◆ **Material provided**
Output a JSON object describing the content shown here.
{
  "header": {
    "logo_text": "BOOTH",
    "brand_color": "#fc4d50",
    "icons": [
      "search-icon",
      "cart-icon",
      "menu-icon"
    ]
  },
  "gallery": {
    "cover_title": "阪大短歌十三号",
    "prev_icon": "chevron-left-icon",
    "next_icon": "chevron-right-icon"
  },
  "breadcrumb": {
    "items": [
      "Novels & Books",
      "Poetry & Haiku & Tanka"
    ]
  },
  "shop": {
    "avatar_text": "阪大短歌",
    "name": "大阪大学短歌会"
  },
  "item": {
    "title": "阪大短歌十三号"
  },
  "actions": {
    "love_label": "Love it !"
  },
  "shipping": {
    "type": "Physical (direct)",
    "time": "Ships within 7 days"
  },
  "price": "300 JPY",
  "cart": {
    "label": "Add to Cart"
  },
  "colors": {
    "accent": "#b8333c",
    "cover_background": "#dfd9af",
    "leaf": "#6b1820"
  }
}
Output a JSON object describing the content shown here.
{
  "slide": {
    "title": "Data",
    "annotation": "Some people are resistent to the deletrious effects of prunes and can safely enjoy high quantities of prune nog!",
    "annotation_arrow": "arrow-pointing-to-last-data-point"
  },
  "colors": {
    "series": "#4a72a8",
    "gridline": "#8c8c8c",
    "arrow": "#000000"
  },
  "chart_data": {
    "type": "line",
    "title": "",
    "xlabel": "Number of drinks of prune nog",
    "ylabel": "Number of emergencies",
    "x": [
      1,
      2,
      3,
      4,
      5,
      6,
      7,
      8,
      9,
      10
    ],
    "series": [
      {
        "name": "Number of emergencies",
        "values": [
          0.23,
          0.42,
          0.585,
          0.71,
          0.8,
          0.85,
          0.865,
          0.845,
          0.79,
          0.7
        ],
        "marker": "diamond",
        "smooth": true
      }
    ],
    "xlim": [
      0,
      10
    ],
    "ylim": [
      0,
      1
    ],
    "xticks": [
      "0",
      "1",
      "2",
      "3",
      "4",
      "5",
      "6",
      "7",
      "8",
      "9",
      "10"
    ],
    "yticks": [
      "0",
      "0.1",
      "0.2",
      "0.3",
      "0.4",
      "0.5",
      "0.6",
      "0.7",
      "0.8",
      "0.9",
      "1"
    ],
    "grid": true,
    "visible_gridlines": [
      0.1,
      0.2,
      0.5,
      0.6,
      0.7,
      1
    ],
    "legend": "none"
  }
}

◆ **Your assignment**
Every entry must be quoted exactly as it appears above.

◆ **Your response**
Output a JSON object describing the content shown here.
{
  "header": {
    "logo_text": "BOOTH",
    "brand_color": "#fc4d50",
    "icons": [
      "search-icon",
      "cart-icon",
      "menu-icon"
    ]
  },
  "gallery": {
    "cover_title": "阪大短歌十三号",
    "prev_icon": "chevron-left-icon",
    "next_icon": "chevron-right-icon"
  },
  "breadcrumb": {
    "items": [
      "Novels & Books",
      "Poetry & Haiku & Tanka"
    ]
  },
  "shop": {
    "avatar_text": "阪大短歌",
    "name": "大阪大学短歌会"
  },
  "item": {
    "title": "阪大短歌十三号"
  },
  "actions": {
    "love_label": "Love it !"
  },
  "shipping": {
    "type": "Physical (direct)",
    "time": "Ships within 7 days"
  },
  "price": "300 JPY",
  "cart": {
    "label": "Add to Cart"
  },
  "colors": {
    "accent": "#b8333c",
    "cover_background": "#dfd9af",
    "leaf": "#6b1820"
  }
}
Output a JSON object describing the content shown here.
{
  "slide": {
    "title": "Data",
    "annotation": "Some people are resistent to the deletrious effects of prunes and can safely enjoy high quantities of prune nog!",
    "annotation_arrow": "arrow-pointing-to-last-data-point"
  },
  "colors": {
    "series": "#4a72a8",
    "gridline": "#8c8c8c",
    "arrow": "#000000"
  },
  "chart_data": {
    "type": "line",
    "title": "",
    "xlabel": "Number of drinks of prune nog",
    "ylabel": "Number of emergencies",
    "x": [
      1,
      2,
      3,
      4,
      5,
      6,
      7,
      8,
      9,
      10
    ],
    "series": [
      {
        "name": "Number of emergencies",
        "values": [
          0.23,
          0.42,
          0.585,
          0.71,
          0.8,
          0.85,
          0.865,
          0.845,
          0.79,
          0.7
        ],
        "marker": "diamond",
        "smooth": true
      }
    ],
    "xlim": [
      0,
      10
    ],
    "ylim": [
      0,
      1
    ],
    "xticks": [
      "0",
      "1",
      "2",
      "3",
      "4",
      "5",
      "6",
      "7",
      "8",
      "9",
      "10"
    ],
    "yticks": [
      "0",
      "0.1",
      "0.2",
      "0.3",
      "0.4",
      "0.5",
      "0.6",
      "0.7",
      "0.8",
      "0.9",
      "1"
    ],
    "grid": true,
    "visible_gridlines": [
      0.1,
      0.2,
      0.5,
      0.6,
      0.7,
      1
    ],
    "legend": "none"
  }
}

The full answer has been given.